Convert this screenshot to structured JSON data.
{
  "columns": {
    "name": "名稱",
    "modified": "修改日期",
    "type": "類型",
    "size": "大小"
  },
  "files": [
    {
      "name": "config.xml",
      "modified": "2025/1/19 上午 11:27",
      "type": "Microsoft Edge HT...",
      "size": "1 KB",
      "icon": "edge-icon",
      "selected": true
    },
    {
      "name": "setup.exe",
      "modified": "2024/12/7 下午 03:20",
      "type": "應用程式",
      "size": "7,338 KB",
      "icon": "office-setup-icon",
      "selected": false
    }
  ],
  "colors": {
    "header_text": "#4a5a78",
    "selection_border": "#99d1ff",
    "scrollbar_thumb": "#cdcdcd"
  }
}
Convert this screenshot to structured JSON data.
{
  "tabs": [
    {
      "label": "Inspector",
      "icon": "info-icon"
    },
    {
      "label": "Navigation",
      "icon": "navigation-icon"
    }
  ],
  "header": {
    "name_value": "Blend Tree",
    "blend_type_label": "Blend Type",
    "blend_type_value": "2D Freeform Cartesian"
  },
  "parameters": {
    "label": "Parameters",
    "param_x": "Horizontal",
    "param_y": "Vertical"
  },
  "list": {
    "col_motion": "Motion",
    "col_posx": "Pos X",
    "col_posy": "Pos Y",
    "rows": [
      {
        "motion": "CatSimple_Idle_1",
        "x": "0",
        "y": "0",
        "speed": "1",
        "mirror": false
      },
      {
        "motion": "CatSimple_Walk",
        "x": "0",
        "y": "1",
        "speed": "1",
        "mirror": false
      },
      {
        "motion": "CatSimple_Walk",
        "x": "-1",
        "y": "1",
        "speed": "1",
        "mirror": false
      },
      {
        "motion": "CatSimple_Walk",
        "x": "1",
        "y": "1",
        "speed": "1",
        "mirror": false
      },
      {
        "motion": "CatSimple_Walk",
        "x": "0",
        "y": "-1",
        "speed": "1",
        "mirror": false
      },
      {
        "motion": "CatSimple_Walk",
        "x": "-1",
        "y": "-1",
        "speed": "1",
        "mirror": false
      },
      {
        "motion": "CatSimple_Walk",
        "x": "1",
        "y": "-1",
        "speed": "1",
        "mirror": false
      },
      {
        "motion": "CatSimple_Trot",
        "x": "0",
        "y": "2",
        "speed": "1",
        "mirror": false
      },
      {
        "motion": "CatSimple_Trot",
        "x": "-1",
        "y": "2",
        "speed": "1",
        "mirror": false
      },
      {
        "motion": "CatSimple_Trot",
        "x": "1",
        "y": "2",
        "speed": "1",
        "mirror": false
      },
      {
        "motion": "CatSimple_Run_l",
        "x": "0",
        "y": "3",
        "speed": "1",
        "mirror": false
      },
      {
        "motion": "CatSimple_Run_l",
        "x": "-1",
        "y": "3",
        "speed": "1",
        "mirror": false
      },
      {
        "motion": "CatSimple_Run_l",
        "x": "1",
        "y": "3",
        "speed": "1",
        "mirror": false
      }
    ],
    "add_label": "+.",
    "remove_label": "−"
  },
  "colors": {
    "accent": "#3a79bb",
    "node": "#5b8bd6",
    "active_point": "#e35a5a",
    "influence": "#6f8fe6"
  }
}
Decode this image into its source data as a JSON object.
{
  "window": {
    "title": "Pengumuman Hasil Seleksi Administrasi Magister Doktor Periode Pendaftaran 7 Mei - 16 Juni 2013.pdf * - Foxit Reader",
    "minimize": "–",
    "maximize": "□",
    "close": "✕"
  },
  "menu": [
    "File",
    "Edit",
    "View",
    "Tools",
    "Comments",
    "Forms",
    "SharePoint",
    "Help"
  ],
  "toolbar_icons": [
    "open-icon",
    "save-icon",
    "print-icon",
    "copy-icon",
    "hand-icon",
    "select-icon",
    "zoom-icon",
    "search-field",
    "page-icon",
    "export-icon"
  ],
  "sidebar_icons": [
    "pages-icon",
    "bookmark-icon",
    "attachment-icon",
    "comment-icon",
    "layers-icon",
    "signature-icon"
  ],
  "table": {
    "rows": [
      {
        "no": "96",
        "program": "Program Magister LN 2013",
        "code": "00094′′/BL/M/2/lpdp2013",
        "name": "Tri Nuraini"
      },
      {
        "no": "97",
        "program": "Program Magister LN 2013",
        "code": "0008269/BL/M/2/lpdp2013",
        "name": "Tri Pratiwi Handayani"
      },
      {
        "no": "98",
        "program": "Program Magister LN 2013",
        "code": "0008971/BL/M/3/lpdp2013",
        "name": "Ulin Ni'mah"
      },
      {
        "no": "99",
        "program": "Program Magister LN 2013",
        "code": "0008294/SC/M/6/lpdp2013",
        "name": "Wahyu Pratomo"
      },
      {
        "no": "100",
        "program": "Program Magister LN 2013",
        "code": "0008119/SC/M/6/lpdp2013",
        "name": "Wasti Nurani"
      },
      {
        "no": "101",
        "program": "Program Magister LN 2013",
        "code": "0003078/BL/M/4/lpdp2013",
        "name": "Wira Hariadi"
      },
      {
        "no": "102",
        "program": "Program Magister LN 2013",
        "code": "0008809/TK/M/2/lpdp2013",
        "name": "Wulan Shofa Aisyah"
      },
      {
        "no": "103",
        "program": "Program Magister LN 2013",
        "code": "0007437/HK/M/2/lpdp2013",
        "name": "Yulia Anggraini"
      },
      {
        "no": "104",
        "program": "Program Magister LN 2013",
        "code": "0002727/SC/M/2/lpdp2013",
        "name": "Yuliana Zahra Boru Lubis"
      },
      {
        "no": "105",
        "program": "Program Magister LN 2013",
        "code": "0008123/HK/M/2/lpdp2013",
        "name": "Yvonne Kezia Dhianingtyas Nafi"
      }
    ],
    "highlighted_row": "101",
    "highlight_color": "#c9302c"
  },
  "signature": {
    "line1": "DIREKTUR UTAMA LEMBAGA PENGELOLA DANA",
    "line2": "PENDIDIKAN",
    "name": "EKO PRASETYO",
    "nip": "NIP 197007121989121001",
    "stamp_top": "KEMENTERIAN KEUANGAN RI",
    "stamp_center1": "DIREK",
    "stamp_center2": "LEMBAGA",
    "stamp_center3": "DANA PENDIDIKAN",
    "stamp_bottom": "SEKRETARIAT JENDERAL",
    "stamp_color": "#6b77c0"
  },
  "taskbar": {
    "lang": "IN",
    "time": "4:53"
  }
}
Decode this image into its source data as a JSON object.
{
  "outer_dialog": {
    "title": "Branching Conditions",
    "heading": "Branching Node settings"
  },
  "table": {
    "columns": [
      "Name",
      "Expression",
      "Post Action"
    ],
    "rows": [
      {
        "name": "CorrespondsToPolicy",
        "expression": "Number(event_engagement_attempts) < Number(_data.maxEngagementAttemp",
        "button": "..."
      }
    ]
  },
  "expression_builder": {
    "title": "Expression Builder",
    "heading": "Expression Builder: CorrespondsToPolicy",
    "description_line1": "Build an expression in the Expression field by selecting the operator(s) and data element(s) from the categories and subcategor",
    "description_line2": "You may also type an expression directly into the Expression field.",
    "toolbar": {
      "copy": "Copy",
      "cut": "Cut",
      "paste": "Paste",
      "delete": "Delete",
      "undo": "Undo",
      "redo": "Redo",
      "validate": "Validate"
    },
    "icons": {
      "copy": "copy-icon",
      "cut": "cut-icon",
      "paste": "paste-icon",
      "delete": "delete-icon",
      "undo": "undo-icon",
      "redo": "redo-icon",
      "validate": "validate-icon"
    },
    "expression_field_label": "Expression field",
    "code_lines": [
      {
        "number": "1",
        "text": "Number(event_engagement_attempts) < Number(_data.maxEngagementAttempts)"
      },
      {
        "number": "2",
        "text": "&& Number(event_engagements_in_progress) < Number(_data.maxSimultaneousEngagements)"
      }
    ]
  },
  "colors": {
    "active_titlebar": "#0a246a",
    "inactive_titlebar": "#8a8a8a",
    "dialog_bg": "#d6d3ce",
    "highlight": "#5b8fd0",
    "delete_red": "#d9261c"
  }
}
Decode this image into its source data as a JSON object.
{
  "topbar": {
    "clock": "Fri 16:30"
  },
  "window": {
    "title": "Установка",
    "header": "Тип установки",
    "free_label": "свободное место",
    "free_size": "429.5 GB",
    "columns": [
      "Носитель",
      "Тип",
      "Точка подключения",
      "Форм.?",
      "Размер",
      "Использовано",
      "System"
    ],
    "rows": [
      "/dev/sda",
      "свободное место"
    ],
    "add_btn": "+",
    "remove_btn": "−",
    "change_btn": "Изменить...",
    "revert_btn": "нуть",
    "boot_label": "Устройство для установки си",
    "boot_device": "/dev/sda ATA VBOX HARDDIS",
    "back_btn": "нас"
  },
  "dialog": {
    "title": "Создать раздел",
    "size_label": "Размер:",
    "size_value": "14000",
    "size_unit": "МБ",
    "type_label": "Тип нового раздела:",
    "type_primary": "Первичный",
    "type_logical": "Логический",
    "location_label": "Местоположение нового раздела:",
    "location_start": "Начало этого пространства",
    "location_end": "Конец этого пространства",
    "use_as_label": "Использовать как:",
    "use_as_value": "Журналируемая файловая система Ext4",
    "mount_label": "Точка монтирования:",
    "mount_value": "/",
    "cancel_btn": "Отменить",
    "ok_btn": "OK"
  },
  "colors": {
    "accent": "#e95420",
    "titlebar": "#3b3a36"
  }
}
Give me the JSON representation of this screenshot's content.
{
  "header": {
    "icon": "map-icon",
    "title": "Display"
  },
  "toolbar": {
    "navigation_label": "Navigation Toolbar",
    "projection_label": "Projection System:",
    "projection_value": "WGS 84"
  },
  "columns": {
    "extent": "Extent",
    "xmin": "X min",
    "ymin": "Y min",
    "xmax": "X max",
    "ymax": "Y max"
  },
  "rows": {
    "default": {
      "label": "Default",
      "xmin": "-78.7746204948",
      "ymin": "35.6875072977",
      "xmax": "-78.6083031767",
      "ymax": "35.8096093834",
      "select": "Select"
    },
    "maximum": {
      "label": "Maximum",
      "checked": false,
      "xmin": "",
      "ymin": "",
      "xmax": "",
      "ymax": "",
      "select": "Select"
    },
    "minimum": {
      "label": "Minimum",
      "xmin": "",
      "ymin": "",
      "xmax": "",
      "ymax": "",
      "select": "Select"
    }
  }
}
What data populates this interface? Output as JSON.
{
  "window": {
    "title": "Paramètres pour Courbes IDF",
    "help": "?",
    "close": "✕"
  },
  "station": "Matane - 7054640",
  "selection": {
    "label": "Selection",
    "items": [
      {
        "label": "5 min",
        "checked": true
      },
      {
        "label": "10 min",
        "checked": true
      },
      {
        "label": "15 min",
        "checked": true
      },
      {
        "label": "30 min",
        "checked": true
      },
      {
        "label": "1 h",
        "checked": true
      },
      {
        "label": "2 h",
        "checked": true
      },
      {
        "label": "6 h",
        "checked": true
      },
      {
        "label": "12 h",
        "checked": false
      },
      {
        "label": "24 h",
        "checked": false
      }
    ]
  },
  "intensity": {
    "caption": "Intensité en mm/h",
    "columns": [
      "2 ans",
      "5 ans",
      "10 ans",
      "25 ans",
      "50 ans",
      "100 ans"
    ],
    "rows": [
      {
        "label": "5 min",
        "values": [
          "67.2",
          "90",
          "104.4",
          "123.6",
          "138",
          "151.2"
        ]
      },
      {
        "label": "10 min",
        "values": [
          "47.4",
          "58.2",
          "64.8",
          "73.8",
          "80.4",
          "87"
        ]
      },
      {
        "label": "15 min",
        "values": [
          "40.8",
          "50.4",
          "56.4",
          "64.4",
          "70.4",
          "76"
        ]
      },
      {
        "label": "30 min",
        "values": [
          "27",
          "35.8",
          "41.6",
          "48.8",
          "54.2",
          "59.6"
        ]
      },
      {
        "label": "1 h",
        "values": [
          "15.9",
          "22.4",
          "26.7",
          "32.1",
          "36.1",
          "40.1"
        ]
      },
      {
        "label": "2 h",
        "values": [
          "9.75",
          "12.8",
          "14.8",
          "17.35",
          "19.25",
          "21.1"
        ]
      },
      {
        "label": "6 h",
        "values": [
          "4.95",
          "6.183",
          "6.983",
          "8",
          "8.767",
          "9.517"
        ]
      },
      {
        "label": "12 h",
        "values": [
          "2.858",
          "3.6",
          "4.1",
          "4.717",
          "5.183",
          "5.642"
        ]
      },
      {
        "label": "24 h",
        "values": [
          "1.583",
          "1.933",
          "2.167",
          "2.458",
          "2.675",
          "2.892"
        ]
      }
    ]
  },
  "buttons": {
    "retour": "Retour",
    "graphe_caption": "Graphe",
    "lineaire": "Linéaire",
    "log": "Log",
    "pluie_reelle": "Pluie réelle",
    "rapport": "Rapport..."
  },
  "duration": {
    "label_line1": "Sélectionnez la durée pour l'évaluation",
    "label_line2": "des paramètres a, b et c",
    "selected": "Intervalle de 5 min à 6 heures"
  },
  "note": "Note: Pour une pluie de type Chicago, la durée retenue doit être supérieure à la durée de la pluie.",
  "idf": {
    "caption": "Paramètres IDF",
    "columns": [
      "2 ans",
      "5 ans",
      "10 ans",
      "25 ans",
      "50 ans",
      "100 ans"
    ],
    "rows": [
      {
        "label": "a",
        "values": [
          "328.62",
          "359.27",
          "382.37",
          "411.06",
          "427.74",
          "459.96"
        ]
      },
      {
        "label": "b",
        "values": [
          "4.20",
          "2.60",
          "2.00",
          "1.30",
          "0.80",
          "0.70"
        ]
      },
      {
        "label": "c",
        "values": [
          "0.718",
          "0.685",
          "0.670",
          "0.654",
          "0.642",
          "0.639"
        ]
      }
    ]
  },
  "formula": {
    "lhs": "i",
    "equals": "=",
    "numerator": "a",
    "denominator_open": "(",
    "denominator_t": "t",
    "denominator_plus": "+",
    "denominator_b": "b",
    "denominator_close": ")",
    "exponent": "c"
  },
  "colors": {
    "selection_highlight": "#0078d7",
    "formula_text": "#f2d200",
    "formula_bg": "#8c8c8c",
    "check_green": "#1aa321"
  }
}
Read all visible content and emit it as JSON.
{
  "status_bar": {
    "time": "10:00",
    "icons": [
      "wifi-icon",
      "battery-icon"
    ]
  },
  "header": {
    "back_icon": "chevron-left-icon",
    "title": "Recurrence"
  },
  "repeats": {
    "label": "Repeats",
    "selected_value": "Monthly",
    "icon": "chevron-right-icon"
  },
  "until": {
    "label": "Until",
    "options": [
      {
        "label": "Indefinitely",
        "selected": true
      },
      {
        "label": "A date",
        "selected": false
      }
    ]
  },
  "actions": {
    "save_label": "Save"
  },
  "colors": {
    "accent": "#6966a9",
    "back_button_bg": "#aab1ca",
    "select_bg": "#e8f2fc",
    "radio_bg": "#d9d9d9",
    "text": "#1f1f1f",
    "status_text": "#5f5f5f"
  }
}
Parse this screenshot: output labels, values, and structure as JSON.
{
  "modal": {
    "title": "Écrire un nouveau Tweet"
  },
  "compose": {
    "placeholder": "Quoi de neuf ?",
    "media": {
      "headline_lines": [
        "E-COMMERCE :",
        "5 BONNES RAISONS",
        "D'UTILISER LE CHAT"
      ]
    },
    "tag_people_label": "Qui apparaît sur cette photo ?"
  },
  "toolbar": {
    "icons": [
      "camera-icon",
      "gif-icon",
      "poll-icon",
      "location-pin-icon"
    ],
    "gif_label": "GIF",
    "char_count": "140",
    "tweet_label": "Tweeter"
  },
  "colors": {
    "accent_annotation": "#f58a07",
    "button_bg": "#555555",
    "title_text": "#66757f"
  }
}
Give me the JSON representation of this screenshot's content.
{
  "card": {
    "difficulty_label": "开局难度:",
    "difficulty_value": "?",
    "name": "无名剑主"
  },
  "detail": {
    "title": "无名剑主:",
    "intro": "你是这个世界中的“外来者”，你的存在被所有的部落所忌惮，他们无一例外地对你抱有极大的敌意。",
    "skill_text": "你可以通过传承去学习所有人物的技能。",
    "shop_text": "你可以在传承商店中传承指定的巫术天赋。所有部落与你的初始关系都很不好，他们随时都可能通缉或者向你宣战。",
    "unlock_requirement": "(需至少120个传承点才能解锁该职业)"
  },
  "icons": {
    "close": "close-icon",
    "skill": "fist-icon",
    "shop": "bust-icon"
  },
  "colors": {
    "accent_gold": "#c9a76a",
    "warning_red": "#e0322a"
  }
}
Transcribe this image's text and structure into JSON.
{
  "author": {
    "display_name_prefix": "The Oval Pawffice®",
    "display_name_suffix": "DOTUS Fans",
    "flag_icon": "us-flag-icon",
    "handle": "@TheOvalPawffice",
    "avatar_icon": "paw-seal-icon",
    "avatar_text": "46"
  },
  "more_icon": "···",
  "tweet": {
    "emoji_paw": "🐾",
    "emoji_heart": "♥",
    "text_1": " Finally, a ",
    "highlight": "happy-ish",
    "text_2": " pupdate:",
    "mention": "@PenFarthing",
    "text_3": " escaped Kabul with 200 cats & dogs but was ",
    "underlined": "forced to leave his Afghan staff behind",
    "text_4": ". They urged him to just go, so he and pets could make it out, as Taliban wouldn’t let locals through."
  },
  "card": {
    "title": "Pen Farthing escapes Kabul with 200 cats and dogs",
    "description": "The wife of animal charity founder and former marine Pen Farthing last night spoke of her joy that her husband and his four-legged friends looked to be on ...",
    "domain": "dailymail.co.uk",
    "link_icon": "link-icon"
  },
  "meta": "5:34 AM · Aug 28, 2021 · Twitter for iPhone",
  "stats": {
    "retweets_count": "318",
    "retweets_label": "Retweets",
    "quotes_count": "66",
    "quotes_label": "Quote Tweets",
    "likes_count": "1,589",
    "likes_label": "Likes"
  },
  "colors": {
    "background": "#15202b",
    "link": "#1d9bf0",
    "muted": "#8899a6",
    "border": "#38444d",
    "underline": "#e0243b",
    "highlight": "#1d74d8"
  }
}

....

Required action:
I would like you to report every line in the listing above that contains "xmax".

Reply to the exercise:
    "xmax": "X max",
      "xmax": "-78.6083031767",
      "xmax": "",
      "xmax": "",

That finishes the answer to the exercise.